> **Exercise**
Where a line holds the word "record", copy that line from the data below.

> **Input material**

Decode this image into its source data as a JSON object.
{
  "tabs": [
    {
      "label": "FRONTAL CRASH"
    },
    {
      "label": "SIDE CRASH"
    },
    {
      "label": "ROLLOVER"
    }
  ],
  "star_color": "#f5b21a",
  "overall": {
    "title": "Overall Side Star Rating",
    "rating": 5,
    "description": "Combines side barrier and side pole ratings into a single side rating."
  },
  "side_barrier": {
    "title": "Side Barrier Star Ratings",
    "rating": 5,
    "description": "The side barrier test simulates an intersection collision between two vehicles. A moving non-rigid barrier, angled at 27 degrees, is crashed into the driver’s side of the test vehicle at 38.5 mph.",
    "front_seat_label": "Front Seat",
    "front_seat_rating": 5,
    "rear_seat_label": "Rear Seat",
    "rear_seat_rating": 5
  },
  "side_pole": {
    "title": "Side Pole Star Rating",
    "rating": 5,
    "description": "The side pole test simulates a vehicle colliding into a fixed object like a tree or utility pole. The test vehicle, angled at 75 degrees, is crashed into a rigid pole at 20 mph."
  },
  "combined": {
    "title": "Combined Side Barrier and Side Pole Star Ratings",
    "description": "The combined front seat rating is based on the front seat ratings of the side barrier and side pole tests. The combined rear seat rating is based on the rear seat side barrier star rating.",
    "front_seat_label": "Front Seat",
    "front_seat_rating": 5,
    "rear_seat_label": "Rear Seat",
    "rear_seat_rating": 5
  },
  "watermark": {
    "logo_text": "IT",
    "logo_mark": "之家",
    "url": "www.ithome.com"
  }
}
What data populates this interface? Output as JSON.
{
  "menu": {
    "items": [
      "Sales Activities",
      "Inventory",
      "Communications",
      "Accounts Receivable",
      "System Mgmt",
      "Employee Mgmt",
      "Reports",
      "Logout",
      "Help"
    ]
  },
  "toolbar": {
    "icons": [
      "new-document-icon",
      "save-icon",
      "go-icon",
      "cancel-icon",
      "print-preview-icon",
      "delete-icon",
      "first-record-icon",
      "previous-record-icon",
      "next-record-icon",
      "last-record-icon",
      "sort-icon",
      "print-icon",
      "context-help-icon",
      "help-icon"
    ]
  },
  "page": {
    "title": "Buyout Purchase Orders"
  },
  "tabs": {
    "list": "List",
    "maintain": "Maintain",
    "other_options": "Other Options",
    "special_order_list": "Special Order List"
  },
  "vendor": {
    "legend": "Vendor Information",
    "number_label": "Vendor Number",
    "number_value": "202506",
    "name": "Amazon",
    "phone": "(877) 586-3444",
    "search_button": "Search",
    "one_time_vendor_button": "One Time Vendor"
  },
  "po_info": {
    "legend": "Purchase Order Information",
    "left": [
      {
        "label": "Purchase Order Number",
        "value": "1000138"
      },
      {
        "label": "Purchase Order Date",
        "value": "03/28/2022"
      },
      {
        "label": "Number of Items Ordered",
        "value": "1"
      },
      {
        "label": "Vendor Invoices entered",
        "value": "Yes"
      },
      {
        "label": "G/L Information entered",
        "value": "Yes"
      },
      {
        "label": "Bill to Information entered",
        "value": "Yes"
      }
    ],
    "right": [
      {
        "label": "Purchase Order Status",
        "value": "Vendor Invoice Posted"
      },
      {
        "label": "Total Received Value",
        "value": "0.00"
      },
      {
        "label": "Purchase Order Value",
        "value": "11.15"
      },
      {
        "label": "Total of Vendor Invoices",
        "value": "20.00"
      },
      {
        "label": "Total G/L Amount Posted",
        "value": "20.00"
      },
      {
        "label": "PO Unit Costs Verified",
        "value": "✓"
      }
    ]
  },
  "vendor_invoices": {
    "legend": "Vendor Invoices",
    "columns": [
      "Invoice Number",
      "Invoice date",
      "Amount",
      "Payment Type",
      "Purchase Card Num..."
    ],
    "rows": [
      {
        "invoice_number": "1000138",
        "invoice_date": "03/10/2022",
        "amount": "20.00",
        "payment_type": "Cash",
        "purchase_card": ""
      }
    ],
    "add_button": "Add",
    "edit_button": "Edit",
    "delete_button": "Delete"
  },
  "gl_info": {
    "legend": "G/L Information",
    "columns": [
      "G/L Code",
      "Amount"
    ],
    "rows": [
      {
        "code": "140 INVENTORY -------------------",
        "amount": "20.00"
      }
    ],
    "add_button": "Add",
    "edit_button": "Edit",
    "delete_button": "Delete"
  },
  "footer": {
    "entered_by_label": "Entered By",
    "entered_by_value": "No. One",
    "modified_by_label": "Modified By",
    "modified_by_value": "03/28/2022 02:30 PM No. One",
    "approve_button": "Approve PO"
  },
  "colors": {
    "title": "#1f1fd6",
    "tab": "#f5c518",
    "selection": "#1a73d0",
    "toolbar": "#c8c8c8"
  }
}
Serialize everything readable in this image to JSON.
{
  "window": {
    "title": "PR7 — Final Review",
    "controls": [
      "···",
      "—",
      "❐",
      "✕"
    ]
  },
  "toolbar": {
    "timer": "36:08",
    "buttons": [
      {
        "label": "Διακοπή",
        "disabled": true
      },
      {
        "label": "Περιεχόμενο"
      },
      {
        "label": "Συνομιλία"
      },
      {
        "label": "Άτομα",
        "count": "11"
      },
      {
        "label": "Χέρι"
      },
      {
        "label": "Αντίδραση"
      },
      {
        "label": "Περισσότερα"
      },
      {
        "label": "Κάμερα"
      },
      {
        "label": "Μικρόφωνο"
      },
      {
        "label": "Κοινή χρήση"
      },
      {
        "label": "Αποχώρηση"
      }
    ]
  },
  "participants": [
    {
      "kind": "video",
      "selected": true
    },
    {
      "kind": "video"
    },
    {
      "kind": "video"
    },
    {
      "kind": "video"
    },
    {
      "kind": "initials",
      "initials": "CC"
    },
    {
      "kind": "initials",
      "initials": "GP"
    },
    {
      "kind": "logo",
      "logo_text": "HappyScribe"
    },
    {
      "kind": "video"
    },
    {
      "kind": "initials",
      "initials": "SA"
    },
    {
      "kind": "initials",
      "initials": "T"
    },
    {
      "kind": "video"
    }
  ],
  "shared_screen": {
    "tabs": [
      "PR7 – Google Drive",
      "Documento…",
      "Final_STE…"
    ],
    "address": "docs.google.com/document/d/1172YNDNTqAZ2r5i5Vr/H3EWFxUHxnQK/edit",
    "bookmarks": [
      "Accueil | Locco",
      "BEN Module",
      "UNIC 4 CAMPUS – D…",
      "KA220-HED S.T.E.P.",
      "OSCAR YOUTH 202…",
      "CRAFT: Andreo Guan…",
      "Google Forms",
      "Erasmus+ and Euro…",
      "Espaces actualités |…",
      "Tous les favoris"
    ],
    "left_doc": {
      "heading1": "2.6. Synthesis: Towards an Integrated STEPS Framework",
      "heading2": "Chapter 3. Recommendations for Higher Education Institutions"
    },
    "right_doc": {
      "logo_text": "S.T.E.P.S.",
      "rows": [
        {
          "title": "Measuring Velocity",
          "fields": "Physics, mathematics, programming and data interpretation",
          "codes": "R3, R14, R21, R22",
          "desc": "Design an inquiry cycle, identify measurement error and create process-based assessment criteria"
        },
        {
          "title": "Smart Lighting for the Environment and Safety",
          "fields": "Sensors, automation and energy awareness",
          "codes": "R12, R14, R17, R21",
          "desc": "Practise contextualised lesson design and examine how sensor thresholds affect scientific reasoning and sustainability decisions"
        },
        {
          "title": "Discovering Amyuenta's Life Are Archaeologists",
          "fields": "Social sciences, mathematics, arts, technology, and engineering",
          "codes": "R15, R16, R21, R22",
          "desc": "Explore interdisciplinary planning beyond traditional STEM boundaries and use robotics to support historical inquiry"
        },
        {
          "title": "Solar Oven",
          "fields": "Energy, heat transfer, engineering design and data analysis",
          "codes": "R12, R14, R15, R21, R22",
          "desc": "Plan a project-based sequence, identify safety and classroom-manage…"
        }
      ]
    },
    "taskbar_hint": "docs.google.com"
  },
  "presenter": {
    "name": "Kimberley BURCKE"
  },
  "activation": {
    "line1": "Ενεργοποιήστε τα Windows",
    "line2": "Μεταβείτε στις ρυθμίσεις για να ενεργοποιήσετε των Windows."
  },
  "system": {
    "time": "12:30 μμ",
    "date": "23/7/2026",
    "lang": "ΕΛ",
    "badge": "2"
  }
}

> **The completed task**
      "first-record-icon",
      "previous-record-icon",
      "next-record-icon",
      "last-record-icon",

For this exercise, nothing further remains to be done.